For non-life, tier-1 companies now need 200 percent increase in capital base to N9 billion just as companies in tiers-2 and 3 need 50 percent capital increase to N4.5 billion and N3 billion respectively.
On the other hand, composite insurance companies in tier-1 need to raise their minimum capital base by 200 percent to N15 billion, while those in tiers 2 and 3 would have 50 percent increase in their capital base to N7.5 billion and N5 billion, respectively.
As a pragmatic regulator, NAICOM made a bold move to ensure that the industry in Nigeria develops the appropriate war chest and shoulders broad enough to handle bigger risks especially in the capital intensive technical aspects of insurance business such as aviation, power, marine, oil and gas.
Although the recapitalisation policy ought to have come much earlier, it is still good and must not be ignored as insurers continue to take too much risk with their little capital. This is coupled with the twin risks arising from impairment of certain assets and inappropriate pricing of insured risks, leading to increasing inability of many insurers to neither honour contractual commitments to the insured and the shareholders nor contribute significantly to strides by government to diversify the economic base of the country.

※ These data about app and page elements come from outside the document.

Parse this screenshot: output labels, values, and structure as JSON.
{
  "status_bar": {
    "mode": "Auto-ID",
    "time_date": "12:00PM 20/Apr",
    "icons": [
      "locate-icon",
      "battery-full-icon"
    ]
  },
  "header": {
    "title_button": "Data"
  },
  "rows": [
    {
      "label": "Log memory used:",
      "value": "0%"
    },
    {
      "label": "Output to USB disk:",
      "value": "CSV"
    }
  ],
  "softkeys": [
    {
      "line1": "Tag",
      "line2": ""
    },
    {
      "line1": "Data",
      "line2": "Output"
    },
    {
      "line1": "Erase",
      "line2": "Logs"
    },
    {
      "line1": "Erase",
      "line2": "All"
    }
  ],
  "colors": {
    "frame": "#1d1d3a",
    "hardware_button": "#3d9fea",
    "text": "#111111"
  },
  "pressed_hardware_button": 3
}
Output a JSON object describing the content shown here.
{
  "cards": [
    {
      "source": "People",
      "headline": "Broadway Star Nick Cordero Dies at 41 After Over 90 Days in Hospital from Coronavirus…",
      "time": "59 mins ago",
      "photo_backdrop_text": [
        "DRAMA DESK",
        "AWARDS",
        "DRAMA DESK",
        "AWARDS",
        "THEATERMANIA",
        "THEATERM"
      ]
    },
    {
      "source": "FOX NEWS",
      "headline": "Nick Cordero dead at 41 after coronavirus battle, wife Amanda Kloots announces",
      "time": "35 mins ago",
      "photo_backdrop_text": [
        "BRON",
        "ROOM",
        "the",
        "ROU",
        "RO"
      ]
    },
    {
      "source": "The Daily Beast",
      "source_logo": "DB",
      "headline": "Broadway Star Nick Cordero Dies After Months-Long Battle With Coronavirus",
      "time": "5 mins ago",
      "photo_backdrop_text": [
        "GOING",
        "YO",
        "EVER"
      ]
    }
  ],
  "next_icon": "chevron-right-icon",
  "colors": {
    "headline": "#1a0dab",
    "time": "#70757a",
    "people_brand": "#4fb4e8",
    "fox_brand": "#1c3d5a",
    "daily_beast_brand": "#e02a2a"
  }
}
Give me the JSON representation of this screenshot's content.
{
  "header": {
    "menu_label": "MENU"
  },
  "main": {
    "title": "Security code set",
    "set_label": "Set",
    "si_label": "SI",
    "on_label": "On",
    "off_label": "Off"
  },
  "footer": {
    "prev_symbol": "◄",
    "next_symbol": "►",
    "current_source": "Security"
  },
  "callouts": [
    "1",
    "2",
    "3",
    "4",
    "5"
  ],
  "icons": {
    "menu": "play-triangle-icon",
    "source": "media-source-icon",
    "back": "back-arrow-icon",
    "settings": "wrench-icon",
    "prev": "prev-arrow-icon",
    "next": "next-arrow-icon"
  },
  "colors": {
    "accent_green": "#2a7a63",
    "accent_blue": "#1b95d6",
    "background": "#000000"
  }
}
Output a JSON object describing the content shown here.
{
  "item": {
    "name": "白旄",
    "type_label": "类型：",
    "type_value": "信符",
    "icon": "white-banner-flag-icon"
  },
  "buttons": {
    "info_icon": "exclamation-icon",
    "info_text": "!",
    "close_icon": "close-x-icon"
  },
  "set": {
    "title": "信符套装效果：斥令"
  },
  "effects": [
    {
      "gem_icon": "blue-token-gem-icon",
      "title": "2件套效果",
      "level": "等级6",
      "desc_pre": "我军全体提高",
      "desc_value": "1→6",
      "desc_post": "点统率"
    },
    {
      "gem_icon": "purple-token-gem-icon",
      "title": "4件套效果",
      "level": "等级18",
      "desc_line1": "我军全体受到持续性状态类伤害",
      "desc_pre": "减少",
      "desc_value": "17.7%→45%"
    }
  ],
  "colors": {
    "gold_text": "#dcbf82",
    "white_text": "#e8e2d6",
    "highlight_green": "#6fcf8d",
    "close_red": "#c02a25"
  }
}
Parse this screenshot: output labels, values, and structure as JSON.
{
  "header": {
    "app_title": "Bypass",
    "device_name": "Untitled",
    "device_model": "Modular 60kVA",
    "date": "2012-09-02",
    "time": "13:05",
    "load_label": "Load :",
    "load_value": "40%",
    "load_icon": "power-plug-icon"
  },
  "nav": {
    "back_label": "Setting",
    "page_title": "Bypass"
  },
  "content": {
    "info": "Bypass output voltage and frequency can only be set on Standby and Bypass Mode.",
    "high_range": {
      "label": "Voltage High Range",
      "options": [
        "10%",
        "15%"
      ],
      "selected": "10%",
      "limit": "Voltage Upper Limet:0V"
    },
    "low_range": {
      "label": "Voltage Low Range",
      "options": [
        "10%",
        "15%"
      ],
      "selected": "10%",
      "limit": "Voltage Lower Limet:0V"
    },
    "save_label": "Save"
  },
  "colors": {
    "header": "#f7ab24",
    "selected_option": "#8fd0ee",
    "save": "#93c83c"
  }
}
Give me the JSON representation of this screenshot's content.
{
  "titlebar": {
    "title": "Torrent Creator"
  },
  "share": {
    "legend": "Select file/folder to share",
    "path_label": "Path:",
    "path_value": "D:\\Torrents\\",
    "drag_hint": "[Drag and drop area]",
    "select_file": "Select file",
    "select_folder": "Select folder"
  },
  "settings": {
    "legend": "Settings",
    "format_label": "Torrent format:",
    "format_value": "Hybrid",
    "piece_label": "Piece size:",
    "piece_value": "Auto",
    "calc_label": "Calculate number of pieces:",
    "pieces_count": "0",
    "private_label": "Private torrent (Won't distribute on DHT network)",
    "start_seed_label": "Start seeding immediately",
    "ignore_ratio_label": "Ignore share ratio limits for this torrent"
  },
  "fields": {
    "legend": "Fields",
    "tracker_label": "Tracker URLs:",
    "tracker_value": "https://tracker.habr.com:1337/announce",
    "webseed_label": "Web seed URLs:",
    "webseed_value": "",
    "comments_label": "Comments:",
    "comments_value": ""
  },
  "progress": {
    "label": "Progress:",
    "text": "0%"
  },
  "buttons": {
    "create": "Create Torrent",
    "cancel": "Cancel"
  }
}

Having observed underlying trends in the industry on its radar over time, NAICOM deserves commendation for its prescription of tier-based minimum solvency capital for insurers on the basis of their respective risk profiles and their risk management systems, guided by the provisions of extant laws and international best practice. This is where the efficacy of the tier-based capitalization counts.
There are strong chords of relationships between insurance and economic develop ment, and it is based on this that analysts key into the position held by experts, that the regulatory agency’s latest disposition constitutes an important step towards constructing a safe and prosperous market.
It is equally imperative for the industry to change in the short and medium term to reverse the ugly narrative of low insurance penetration, which mirrors the industry’s meagre contribution of 0.48 percent to the country’s GDP in 2016 and a declining gross written premium (GWP) of N235 billion in the 3rd quarter of 2017 against N325 billion at year end in 2016.
It is not all doom and gloom for Nigeria’s insurance market, as they need to buy into the new regime to ensure that the productivity-boosting reforms being crafted and implemented by NAICOM succeed. They must also not fail to understand that they need to continually brainstorm, conceptualize and roll out market-creating innovations, the game-changer they need to reinvigorate their staying power in business.
Insurance uptake of the Nigeria adult population remains low at 1.9 per cent, meaning that about two million of the adult population has one form of insurance or the other and about 94.4 percent has none, while 41.6 percent are financially excluded, according to 2016 EFInA research findings.
Insurance underwriters need to realize that far from the focus of conventional competition, which concentrates on the included consuming minority, the future market belongs to those with capacity to develop innovations that can satisfactorily address the tastes, preferences and needs of the significant portion of the excluded non-consuming pool. This indeed, is where the real competition is and will always be.
Frontpage October 20, 2020